THE PROBLEM -> In the entries below, the line with "Enumerate this screenshot's" marks the start. Return it and every following line exactly, ending with the last.

INPUT FOR THIS TASK ->
-- -- --

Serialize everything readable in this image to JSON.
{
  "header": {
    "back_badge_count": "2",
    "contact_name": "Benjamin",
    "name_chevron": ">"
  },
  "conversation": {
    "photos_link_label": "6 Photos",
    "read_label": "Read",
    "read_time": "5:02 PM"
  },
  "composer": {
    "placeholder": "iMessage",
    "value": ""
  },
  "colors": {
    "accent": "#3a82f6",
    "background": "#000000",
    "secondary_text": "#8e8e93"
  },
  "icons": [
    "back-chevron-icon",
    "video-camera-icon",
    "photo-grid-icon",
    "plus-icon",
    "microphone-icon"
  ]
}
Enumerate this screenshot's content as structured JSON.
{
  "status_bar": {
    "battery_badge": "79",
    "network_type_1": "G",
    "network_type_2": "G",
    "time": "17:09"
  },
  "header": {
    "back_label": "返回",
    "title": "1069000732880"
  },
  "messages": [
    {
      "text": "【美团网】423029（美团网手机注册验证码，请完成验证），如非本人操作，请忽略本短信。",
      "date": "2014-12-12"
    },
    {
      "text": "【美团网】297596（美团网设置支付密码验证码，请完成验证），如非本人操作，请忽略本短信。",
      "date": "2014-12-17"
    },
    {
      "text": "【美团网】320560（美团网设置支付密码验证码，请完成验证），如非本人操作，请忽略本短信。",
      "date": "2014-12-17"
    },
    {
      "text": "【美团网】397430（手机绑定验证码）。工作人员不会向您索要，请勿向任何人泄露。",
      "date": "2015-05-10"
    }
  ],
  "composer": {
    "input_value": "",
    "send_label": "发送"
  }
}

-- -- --

RESULT FOR THIS TASK ->
Enumerate this screenshot's content as structured JSON.
{
  "status_bar": {
    "battery_badge": "79",
    "network_type_1": "G",
    "network_type_2": "G",
    "time": "17:09"
  },
  "header": {
    "back_label": "返回",
    "title": "1069000732880"
  },
  "messages": [
    {
      "text": "【美团网】423029（美团网手机注册验证码，请完成验证），如非本人操作，请忽略本短信。",
      "date": "2014-12-12"
    },
    {
      "text": "【美团网】297596（美团网设置支付密码验证码，请完成验证），如非本人操作，请忽略本短信。",
      "date": "2014-12-17"
    },
    {
      "text": "【美团网】320560（美团网设置支付密码验证码，请完成验证），如非本人操作，请忽略本短信。",
      "date": "2014-12-17"
    },
    {
      "text": "【美团网】397430（手机绑定验证码）。工作人员不会向您索要，请勿向任何人泄露。",
      "date": "2015-05-10"
    }
  ],
  "composer": {
    "input_value": "",
    "send_label": "发送"
  }
}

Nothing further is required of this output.